There are several courses of action to repair winter storm damage to deciduous shrubs. All of the suggestions offered in an earlier blog to repair damage to evergreen shrubs apply here as well. The level of complexity involved in some of these methods may make sense when involving key deciduous specimens in a landscape or a formally trimmed deciduous hedge but if that is not the case,  it might make more sense to take the opportunity to rejuvenate damaged deciduous shrub.

The extent of rejuvenation would depend on the extent of damage.  This procedure involves removing most or all old wood with loppers or a pruning saw close to the ground leaving six to twelve inch stubs to re-sprout. All damaged wood should also be removed at this time. Younger wood (four years and younger) may be left alone or trimmed by one third.  If you don’t want the cuts to show, prune at the crotches. If you want a fuller, bushier plant, prune beyond the crotches leaving stubs from several inches to two feet long.

As buds break and growth resumes, you can top these new shoots removing the tips to encourage yet more branching. this method works on most deciduous flowering shrubs including lilac, roses, forsythia, spiraea, mock orange, azalea, burning bush, highbush blueberry and viburnum (and even many evergreen shrubs including azalea, boxwood, holly, rhododendron, yew, juniper and pyracantha).

Should too many new shoots develop, detracting from the natural form of the bush, remove some, flush with the branch from which they emerge.

Bushes can also be reshaped by driving stakes into the ground in locations you want branches to be and tying the closest branches to them. Check often to make certain the twine isn’t girdling the branches,  adjusting as necessary. Stakes may be removed when branches thicken sufficiently to hold the desired shape without additional support.

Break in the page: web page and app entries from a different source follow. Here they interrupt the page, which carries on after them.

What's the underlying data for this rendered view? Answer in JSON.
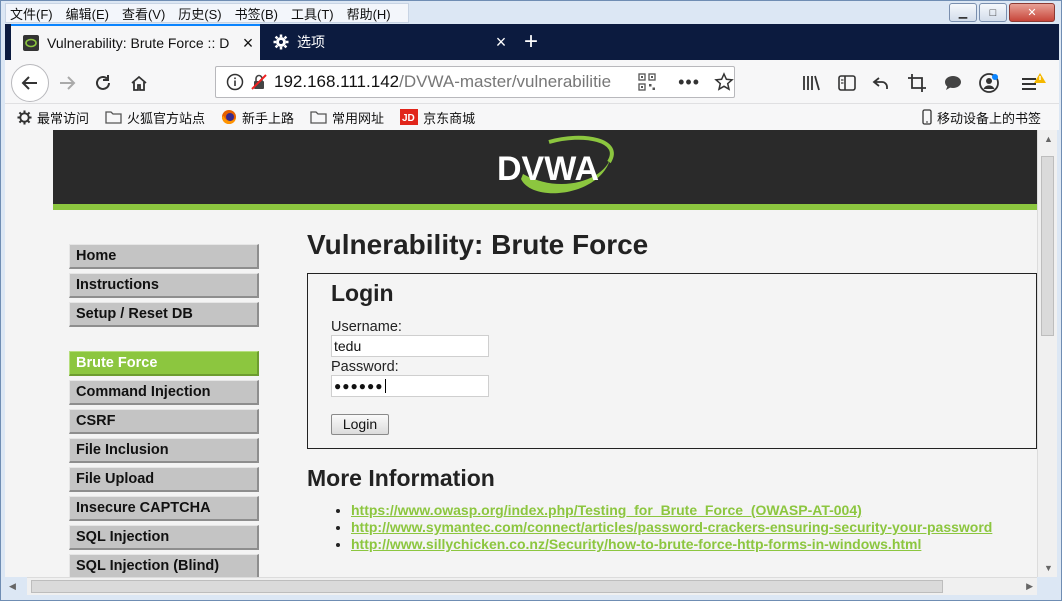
{
  "menubar": {
    "items": [
      "文件(F)",
      "编辑(E)",
      "查看(V)",
      "历史(S)",
      "书签(B)",
      "工具(T)",
      "帮助(H)"
    ]
  },
  "tabs": [
    {
      "title": "Vulnerability: Brute Force :: D",
      "active": true
    },
    {
      "title": "选项",
      "active": false
    }
  ],
  "toolbar": {
    "url_host": "192.168.111.142",
    "url_path": "/DVWA-master/vulnerabilitie"
  },
  "bookmarks": {
    "items": [
      "最常访问",
      "火狐官方站点",
      "新手上路",
      "常用网址",
      "京东商城"
    ],
    "mobile": "移动设备上的书签"
  },
  "site": {
    "logo_text": "DVWA",
    "accent": "#8cc63f",
    "menu_group1": [
      "Home",
      "Instructions",
      "Setup / Reset DB"
    ],
    "menu_group2": [
      "Brute Force",
      "Command Injection",
      "CSRF",
      "File Inclusion",
      "File Upload",
      "Insecure CAPTCHA",
      "SQL Injection",
      "SQL Injection (Blind)"
    ],
    "selected": "Brute Force"
  },
  "main": {
    "title": "Vulnerability: Brute Force",
    "login_heading": "Login",
    "username_label": "Username:",
    "username_value": "tedu",
    "password_label": "Password:",
    "password_mask": "●●●●●●",
    "login_button": "Login",
    "more_heading": "More Information",
    "links": [
      "https://www.owasp.org/index.php/Testing_for_Brute_Force_(OWASP-AT-004)",
      "http://www.symantec.com/connect/articles/password-crackers-ensuring-security-your-password",
      "http://www.sillychicken.co.nz/Security/how-to-brute-force-http-forms-in-windows.html"
    ]
  }
}
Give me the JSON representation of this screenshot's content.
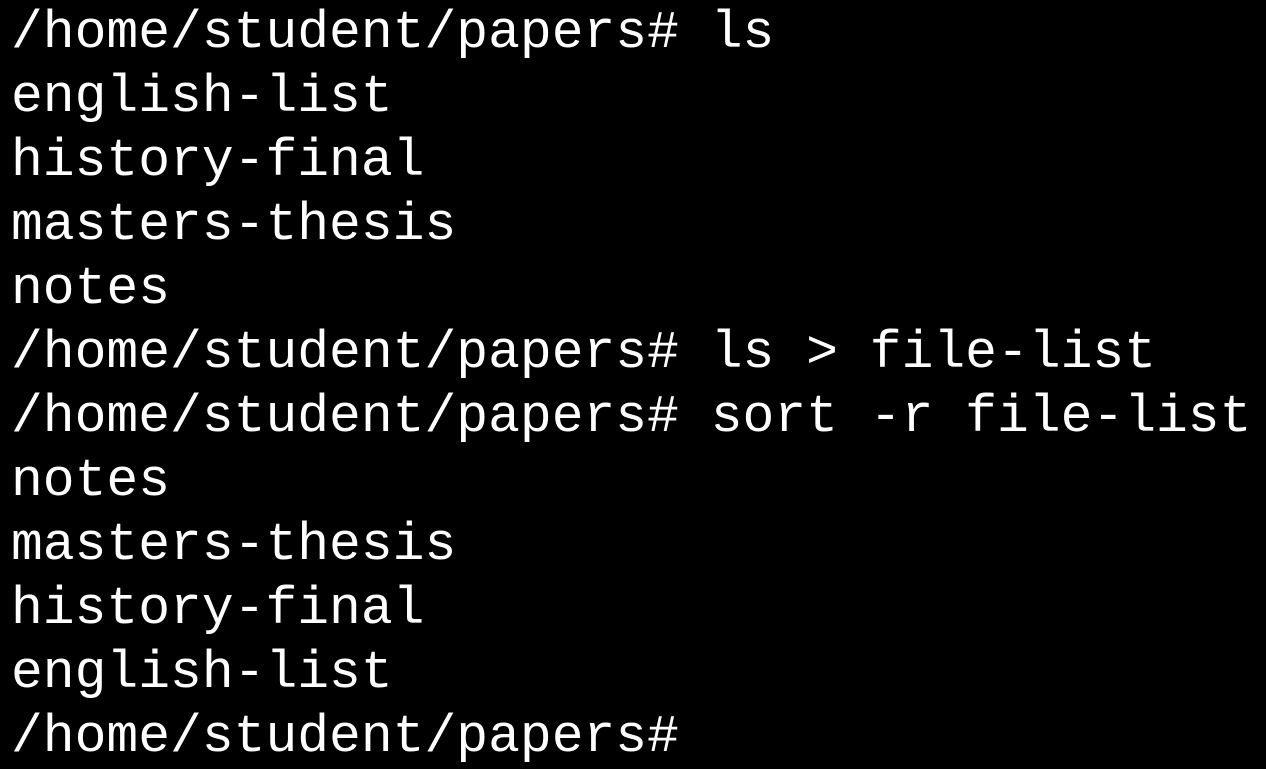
{
  "terminal": {
    "prompt": "/home/student/papers#",
    "lines": [
      {
        "kind": "command",
        "prompt": "/home/student/papers#",
        "command": "ls"
      },
      {
        "kind": "output",
        "text": "english-list"
      },
      {
        "kind": "output",
        "text": "history-final"
      },
      {
        "kind": "output",
        "text": "masters-thesis"
      },
      {
        "kind": "output",
        "text": "notes"
      },
      {
        "kind": "command",
        "prompt": "/home/student/papers#",
        "command": "ls > file-list"
      },
      {
        "kind": "command",
        "prompt": "/home/student/papers#",
        "command": "sort -r file-list"
      },
      {
        "kind": "output",
        "text": "notes"
      },
      {
        "kind": "output",
        "text": "masters-thesis"
      },
      {
        "kind": "output",
        "text": "history-final"
      },
      {
        "kind": "output",
        "text": "english-list"
      },
      {
        "kind": "command",
        "prompt": "/home/student/papers#",
        "command": ""
      }
    ]
  },
  "colors": {
    "background": "#000000",
    "foreground": "#ffffff"
  }
}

There are no comments yet. Be the first and leave a response!

Leave a Reply

Wanting to leave an <em>phasis on your comment?

Trackback URL